▸ **Aim of the task**:
Scan the entries below and return each line that contains "label".

=== Recorded data ===

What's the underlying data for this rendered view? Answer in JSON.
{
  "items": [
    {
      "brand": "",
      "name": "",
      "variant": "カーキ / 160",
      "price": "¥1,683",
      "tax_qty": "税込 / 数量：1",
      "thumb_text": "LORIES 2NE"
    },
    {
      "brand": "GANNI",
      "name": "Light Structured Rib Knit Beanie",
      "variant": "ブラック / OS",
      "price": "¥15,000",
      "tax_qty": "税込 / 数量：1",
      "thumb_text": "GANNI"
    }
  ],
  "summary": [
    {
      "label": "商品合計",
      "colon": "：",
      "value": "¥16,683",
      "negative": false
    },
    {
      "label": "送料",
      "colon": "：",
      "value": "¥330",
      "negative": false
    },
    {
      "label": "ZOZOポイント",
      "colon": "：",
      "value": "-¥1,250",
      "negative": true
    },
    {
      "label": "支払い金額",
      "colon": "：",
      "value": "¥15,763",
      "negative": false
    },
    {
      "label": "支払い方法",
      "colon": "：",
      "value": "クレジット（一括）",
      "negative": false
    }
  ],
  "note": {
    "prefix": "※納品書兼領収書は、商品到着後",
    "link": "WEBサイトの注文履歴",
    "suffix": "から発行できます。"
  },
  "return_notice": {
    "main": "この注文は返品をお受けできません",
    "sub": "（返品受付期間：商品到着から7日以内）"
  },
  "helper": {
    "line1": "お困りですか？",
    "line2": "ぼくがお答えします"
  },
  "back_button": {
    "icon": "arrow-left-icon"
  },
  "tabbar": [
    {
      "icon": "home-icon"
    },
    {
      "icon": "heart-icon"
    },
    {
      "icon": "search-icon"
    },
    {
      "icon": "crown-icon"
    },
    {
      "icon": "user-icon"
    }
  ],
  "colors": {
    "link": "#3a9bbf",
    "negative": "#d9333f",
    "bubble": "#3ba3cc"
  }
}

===

▸ **Final answer**:
      "label": "商品合計",
      "label": "送料",
      "label": "ZOZOポイント",
      "label": "支払い金額",
      "label": "支払い方法",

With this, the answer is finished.